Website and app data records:
○ ○ ○

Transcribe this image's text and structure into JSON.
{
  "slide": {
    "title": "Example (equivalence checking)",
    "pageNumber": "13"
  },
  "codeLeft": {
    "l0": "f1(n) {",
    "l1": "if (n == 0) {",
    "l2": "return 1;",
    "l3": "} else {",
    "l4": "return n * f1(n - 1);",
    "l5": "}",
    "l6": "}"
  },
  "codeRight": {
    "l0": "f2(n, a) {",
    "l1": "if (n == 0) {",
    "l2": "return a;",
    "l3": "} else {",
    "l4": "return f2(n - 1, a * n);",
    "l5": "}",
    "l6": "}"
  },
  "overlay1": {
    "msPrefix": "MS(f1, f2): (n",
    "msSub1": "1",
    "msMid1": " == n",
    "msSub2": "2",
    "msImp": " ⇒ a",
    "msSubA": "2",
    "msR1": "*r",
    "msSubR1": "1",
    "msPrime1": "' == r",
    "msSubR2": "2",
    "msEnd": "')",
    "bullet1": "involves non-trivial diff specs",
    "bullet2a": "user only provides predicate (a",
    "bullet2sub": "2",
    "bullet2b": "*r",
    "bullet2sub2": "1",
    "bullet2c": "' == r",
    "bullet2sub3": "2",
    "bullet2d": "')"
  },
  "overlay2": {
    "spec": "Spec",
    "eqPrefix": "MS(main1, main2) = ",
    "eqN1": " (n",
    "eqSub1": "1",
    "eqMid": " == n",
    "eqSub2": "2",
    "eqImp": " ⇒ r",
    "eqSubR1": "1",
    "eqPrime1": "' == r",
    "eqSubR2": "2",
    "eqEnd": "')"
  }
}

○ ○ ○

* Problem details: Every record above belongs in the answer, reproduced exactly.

* Exercise answer:
Transcribe this image's text and structure into JSON.
{
  "slide": {
    "title": "Example (equivalence checking)",
    "pageNumber": "13"
  },
  "codeLeft": {
    "l0": "f1(n) {",
    "l1": "if (n == 0) {",
    "l2": "return 1;",
    "l3": "} else {",
    "l4": "return n * f1(n - 1);",
    "l5": "}",
    "l6": "}"
  },
  "codeRight": {
    "l0": "f2(n, a) {",
    "l1": "if (n == 0) {",
    "l2": "return a;",
    "l3": "} else {",
    "l4": "return f2(n - 1, a * n);",
    "l5": "}",
    "l6": "}"
  },
  "overlay1": {
    "msPrefix": "MS(f1, f2): (n",
    "msSub1": "1",
    "msMid1": " == n",
    "msSub2": "2",
    "msImp": " ⇒ a",
    "msSubA": "2",
    "msR1": "*r",
    "msSubR1": "1",
    "msPrime1": "' == r",
    "msSubR2": "2",
    "msEnd": "')",
    "bullet1": "involves non-trivial diff specs",
    "bullet2a": "user only provides predicate (a",
    "bullet2sub": "2",
    "bullet2b": "*r",
    "bullet2sub2": "1",
    "bullet2c": "' == r",
    "bullet2sub3": "2",
    "bullet2d": "')"
  },
  "overlay2": {
    "spec": "Spec",
    "eqPrefix": "MS(main1, main2) = ",
    "eqN1": " (n",
    "eqSub1": "1",
    "eqMid": " == n",
    "eqSub2": "2",
    "eqImp": " ⇒ r",
    "eqSubR1": "1",
    "eqPrime1": "' == r",
    "eqSubR2": "2",
    "eqEnd": "')"
  }
}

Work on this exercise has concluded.